RAW DATA ::
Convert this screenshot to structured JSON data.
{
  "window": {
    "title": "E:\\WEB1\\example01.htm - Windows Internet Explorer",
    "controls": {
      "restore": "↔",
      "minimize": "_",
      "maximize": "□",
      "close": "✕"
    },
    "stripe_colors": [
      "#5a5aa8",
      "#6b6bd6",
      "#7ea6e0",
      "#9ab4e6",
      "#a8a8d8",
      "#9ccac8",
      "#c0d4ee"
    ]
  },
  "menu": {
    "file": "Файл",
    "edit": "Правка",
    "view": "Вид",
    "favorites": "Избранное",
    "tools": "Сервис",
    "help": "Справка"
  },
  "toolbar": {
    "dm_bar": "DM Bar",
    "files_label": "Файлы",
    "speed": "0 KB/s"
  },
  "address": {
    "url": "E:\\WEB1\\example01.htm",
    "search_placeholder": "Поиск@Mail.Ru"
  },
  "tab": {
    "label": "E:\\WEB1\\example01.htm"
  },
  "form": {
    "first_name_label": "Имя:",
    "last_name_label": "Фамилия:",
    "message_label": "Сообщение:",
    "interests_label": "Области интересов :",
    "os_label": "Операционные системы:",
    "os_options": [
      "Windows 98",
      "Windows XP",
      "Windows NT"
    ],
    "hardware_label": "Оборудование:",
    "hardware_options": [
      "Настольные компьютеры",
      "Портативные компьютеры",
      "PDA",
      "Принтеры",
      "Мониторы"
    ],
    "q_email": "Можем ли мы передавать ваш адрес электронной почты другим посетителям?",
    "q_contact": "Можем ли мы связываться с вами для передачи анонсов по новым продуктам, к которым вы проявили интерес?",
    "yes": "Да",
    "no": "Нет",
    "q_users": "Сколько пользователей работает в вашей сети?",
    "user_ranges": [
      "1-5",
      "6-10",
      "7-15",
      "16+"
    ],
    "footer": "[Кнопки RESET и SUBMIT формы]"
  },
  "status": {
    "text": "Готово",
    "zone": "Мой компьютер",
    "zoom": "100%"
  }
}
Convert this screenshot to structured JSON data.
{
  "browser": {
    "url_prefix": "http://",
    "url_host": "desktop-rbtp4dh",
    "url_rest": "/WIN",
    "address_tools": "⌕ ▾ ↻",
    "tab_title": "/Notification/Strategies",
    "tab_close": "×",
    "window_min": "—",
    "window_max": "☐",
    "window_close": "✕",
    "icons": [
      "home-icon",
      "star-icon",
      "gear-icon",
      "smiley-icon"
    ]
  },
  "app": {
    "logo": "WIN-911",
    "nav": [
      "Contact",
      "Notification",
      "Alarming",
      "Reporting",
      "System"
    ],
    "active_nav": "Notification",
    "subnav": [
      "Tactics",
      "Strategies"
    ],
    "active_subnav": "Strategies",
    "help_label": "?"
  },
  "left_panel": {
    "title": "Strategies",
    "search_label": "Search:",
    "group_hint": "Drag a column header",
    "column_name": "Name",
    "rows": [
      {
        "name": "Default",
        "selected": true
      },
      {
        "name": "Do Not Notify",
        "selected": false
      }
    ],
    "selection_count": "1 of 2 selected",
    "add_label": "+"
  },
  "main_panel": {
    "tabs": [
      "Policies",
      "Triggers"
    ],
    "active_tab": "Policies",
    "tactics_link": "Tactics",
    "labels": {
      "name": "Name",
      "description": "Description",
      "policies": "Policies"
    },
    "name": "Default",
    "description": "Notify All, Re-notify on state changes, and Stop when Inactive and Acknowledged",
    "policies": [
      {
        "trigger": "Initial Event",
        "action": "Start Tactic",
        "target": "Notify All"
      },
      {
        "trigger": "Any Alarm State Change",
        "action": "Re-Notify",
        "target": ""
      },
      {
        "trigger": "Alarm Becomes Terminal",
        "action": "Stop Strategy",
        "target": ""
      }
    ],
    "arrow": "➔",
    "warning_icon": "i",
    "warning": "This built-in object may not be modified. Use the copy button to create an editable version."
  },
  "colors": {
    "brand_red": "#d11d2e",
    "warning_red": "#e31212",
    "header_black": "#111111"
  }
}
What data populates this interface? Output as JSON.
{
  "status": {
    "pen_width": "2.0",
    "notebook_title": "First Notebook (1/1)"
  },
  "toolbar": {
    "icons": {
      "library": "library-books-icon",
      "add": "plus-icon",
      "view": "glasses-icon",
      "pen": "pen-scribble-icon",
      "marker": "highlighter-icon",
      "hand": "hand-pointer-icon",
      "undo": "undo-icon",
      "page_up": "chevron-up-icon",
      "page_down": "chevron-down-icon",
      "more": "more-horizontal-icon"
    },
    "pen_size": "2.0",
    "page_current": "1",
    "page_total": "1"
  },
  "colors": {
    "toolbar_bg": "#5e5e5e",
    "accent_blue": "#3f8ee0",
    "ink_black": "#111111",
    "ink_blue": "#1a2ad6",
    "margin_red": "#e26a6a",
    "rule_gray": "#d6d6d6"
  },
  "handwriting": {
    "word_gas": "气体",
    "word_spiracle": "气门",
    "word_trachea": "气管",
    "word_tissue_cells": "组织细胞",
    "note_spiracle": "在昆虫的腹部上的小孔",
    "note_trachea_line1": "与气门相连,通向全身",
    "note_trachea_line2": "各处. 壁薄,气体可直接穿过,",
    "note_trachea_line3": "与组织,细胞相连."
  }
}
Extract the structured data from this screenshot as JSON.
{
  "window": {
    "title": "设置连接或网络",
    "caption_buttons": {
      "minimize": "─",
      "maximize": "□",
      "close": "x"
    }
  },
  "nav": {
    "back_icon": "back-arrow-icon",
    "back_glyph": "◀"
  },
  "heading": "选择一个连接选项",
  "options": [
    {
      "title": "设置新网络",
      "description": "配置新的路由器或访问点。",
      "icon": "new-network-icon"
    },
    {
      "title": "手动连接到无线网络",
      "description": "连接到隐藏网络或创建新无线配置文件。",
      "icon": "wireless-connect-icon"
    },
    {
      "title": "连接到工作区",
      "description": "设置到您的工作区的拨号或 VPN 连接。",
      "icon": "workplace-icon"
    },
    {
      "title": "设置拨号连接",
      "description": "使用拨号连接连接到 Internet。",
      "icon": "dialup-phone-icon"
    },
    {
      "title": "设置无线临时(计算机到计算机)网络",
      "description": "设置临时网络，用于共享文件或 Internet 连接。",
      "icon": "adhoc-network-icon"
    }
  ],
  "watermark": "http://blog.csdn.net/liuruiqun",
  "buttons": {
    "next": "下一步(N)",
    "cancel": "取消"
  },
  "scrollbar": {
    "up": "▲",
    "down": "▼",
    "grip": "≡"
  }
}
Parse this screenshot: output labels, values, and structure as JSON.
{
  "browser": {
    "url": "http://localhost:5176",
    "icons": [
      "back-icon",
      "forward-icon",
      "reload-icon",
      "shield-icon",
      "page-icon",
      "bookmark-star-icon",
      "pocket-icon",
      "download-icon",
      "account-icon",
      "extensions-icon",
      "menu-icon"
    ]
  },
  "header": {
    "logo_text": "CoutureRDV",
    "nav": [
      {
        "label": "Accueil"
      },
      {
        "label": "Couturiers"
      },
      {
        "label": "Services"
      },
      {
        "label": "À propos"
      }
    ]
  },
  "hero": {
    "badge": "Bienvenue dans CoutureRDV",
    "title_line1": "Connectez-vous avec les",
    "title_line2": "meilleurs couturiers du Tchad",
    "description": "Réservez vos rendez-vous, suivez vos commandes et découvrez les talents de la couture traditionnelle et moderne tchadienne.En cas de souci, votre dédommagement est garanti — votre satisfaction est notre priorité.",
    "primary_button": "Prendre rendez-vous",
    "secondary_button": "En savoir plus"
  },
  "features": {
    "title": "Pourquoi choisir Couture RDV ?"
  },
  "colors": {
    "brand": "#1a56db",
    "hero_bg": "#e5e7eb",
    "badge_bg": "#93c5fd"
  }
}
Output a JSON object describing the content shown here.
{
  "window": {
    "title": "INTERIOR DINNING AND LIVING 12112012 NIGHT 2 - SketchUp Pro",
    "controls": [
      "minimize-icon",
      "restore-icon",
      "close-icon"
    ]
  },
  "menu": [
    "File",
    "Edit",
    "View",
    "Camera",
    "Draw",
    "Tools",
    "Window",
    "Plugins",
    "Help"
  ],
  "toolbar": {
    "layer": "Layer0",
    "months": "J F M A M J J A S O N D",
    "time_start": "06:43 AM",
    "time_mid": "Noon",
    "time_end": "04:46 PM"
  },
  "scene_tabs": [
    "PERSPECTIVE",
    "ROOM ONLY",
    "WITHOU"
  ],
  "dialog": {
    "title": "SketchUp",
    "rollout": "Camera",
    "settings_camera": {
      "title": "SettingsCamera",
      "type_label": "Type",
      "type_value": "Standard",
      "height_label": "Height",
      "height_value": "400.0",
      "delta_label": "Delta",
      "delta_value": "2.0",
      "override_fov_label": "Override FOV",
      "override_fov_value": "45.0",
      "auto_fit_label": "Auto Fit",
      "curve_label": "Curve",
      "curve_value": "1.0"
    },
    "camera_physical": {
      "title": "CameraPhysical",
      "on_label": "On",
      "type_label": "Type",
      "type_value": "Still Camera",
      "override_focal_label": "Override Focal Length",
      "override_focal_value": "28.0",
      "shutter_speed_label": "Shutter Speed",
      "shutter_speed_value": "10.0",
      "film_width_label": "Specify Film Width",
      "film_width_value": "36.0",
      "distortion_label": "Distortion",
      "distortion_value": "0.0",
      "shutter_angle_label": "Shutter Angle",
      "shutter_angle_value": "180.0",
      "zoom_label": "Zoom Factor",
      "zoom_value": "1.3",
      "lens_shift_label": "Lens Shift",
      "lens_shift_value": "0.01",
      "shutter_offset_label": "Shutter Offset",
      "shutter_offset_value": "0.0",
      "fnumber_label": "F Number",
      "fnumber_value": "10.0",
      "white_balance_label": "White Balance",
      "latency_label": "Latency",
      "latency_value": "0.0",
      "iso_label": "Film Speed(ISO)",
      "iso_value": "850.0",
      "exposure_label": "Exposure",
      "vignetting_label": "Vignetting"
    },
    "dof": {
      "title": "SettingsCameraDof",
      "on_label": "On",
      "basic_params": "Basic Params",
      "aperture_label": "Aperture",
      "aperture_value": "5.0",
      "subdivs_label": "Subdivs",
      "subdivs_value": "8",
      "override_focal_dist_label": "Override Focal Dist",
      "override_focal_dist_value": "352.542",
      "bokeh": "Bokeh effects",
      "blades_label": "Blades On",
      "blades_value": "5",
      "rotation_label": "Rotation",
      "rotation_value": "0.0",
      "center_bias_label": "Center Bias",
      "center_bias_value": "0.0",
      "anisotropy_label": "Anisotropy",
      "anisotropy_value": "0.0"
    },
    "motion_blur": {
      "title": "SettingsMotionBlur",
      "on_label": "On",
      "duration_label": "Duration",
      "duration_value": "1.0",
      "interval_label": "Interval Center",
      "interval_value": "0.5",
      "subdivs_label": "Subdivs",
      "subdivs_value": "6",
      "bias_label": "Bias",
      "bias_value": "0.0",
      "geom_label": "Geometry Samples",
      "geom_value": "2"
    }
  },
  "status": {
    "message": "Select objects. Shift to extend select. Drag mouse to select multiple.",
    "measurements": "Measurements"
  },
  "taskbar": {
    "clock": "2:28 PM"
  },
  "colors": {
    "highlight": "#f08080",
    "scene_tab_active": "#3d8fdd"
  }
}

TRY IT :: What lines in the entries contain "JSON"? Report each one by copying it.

RESULT OF THE TASK ::
Convert this screenshot to structured JSON data.
Convert this screenshot to structured JSON data.
What data populates this interface? Output as JSON.
Extract the structured data from this screenshot as JSON.
Parse this screenshot: output labels, values, and structure as JSON.
Output a JSON object describing the content shown here.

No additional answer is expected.